1 Sep 2016 / By James Carolin
Twenty-five percent of high-potential employees say they plan to change jobs within the next 12 months, showing potential attrition rate 2.5 times greater than just five years ago. And yet, 66 percent of businesses don’t see themselves as succession-ready (Source).
Demand for the best talent in organisations is highly competitive and rapidly changing. As a result, companies are increasingly seeing the urgency in establishing internal structures and strategies to prepare for current and future requirements. This demand is being fuelled by, among other things, the impending retirement of a large section of the workforce (Baby Boomers), enhanced mobility of talent globally and the changes being experienced in organisations resulting in the need for varying talent.
So what does this mean?
When implementing or expanding on succession-planning strategies, it’s important to conduct a detailed needs and organisational readiness assessment. This will allow you to not only understand the environment and possible change-management requirements, but it will also assist in shaping the approach, while ensuring the awareness and buy-in from employees, managers and executives. In short, it will help you avoid the common pitfalls in succession-planning and set your organisation up for success.
Having said all of that, let’s look at five reasons why succession plans typically fail:
1. There’s no follow-through
If an organisation has previously started succession planning initiatives, and not followed through or maintained them, this history may create negative perceptions toward future initiatives and planning.

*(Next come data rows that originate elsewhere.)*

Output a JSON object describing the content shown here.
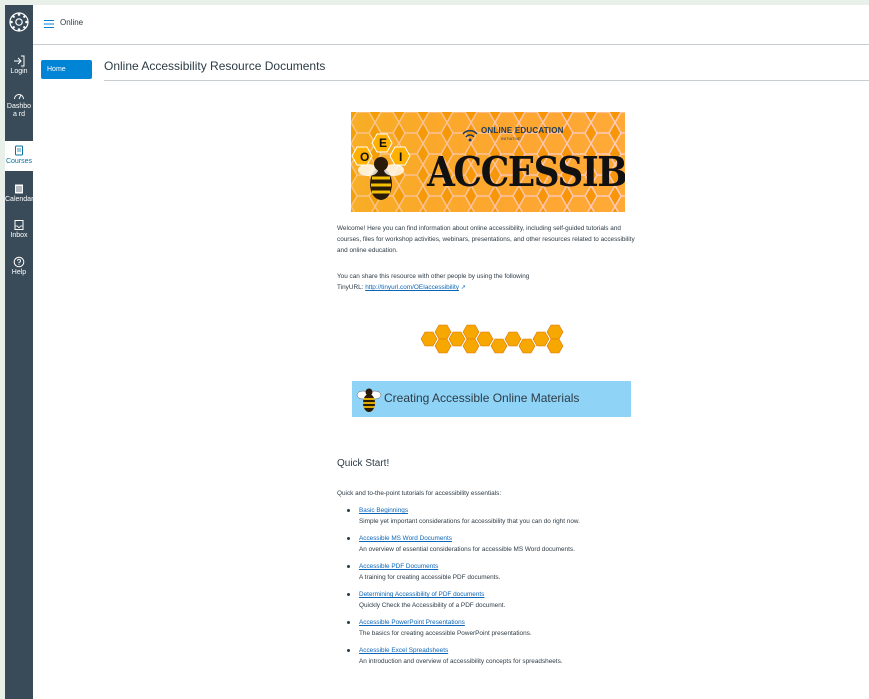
{
  "nav": {
    "items": [
      {
        "id": "login",
        "label": "Login",
        "icon": "login-icon"
      },
      {
        "id": "dashboard",
        "label": "Dashboa rd",
        "icon": "dashboard-icon"
      },
      {
        "id": "courses",
        "label": "Courses",
        "icon": "courses-icon",
        "active": true
      },
      {
        "id": "calendar",
        "label": "Calendar",
        "icon": "calendar-icon"
      },
      {
        "id": "inbox",
        "label": "Inbox",
        "icon": "inbox-icon"
      },
      {
        "id": "help",
        "label": "Help",
        "icon": "help-icon"
      }
    ]
  },
  "header": {
    "breadcrumb": "Online"
  },
  "course_nav": {
    "home_label": "Home"
  },
  "page": {
    "title": "Online Accessibility Resource Documents",
    "banner": {
      "org": "ONLINE EDUCATION",
      "org_sub": "INITIATIVE",
      "headline": "ACCESSIBILITY",
      "oei_letters": [
        "O",
        "E",
        "I"
      ]
    },
    "welcome": "Welcome! Here you can find information about online accessibility, including self-guided tutorials and courses, files for workshop activities, webinars, presentations, and other resources related to accessibility and online education.",
    "share_text": "You can share this resource with other people by using the following TinyURL:",
    "share_link": "http://tinyurl.com/OEIaccessibility",
    "section_banner": "Creating Accessible Online Materials",
    "quick_heading": "Quick Start!",
    "quick_intro": "Quick and to-the-point tutorials for accessibility essentials:",
    "links": [
      {
        "title": "Basic Beginnings",
        "desc": "Simple yet important considerations for accessibility that you can do right now."
      },
      {
        "title": "Accessible MS Word Documents",
        "desc": "An overview of essential considerations for accessible MS Word documents."
      },
      {
        "title": "Accessible PDF Documents",
        "desc": "A training for creating accessible PDF documents."
      },
      {
        "title": "Determining Accessibility of PDF documents",
        "desc": "Quickly Check the Accessibility of a PDF document."
      },
      {
        "title": "Accessible PowerPoint Presentations",
        "desc": "The basics for creating accessible PowerPoint presentations."
      },
      {
        "title": "Accessible Excel Spreadsheets",
        "desc": "An introduction and overview of accessibility concepts for spreadsheets."
      }
    ]
  },
  "colors": {
    "nav_bg": "#394b58",
    "accent": "#0084d6",
    "link": "#0b66b8",
    "honey": "#f6b80d",
    "section_blue": "#8fd3f7"
  }
}
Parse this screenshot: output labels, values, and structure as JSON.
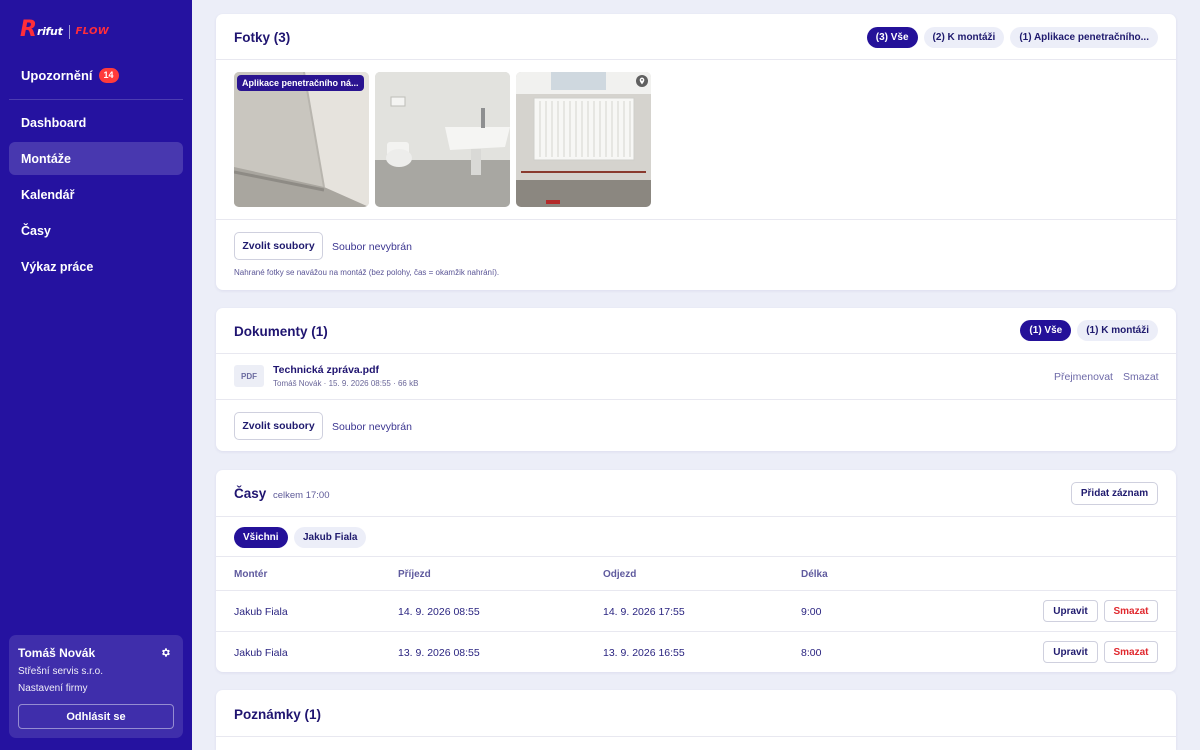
{
  "brand": {
    "r": "R",
    "rifut": "rifut",
    "flow": "FLOW"
  },
  "sidebar": {
    "notifications": {
      "label": "Upozornění",
      "count": "14"
    },
    "items": [
      {
        "label": "Dashboard",
        "active": false
      },
      {
        "label": "Montáže",
        "active": true
      },
      {
        "label": "Kalendář",
        "active": false
      },
      {
        "label": "Časy",
        "active": false
      },
      {
        "label": "Výkaz práce",
        "active": false
      }
    ],
    "user": {
      "name": "Tomáš Novák",
      "company": "Střešní servis s.r.o.",
      "settings_link": "Nastavení firmy",
      "logout": "Odhlásit se"
    }
  },
  "photos_card": {
    "title": "Fotky (3)",
    "filters": [
      "(3) Vše",
      "(2) K montáži",
      "(1) Aplikace penetračního..."
    ],
    "active_filter": 0,
    "photos": [
      {
        "label": "Aplikace penetračního ná...",
        "icon": "image"
      },
      {
        "label": "",
        "icon": "image"
      },
      {
        "label": "",
        "icon": "map-pin-icon"
      }
    ],
    "choose_button": "Zvolit soubory",
    "no_file": "Soubor nevybrán",
    "note": "Nahrané fotky se navážou na montáž (bez polohy, čas = okamžik nahrání)."
  },
  "documents_card": {
    "title": "Dokumenty (1)",
    "filters": [
      "(1) Vše",
      "(1) K montáži"
    ],
    "active_filter": 0,
    "files": [
      {
        "type": "PDF",
        "name": "Technická zpráva.pdf",
        "meta": "Tomáš Novák · 15. 9. 2026 08:55 · 66 kB",
        "rename": "Přejmenovat",
        "delete": "Smazat"
      }
    ],
    "choose_button": "Zvolit soubory",
    "no_file": "Soubor nevybrán"
  },
  "times_card": {
    "title": "Časy",
    "total": "celkem 17:00",
    "add_button": "Přidat záznam",
    "filters": [
      "Všichni",
      "Jakub Fiala"
    ],
    "active_filter": 0,
    "columns": [
      "Montér",
      "Příjezd",
      "Odjezd",
      "Délka"
    ],
    "rows": [
      {
        "worker": "Jakub Fiala",
        "arrival": "14. 9. 2026 08:55",
        "departure": "14. 9. 2026 17:55",
        "duration": "9:00",
        "edit": "Upravit",
        "delete": "Smazat"
      },
      {
        "worker": "Jakub Fiala",
        "arrival": "13. 9. 2026 08:55",
        "departure": "13. 9. 2026 16:55",
        "duration": "8:00",
        "edit": "Upravit",
        "delete": "Smazat"
      }
    ]
  },
  "notes_card": {
    "title": "Poznámky (1)"
  },
  "colors": {
    "sidebar": "#2512a0",
    "accent": "#241199",
    "danger": "#e0282e",
    "background": "#eceef8"
  }
}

The process for setting up a succession strategy and plan needs to be simple and focused to ensure it is implemented.
2. Narrow succession-planning process
Previously focusing on just one level of talent, such as high-potential leaders, may have created a negative stigma (such as feelings of exclusion) for those employees not catered to. A successful succession plan is not as simple as just identifying the top team. It is necessary to assess and agree upon the critical roles across the full breadth of the organisation.
3. Lack of integration
Failing to integrate your succession planning initiative into other people-related strategies may have created the impression of “another isolated initiative”, drawing on additional resources, especially time. It’s vital to align the succession plan to the future, along with the strategic goals and objectives of the organisation.
4. Identifying unsuitable successors
Some leaders fall into the trap of picking someone like them or someone they like. It’s crucial to look at the business strategy for the coming years and choose a successor who’s aligned to the business goals and objectives. Different leadership qualities are required during different cycles and your succession planning should be altered accordingly.
5. Failing to plan
Having limited understanding of succession planning, the process and deliverables can set you up for failure. Managers may not have a clear line of sight between required actions, benefits and strategic objectives. Unclear roles, responsibilities and deliverables relating to succession planning may mean people are unsure and non-committal towards the process. Communication and planning is vital for a successful succession plan.
Succession-planning is a long-term process, but taking the first steps toward developing aligned strategies and plans, getting the basics in place, and maintaining commitment is crucial to success.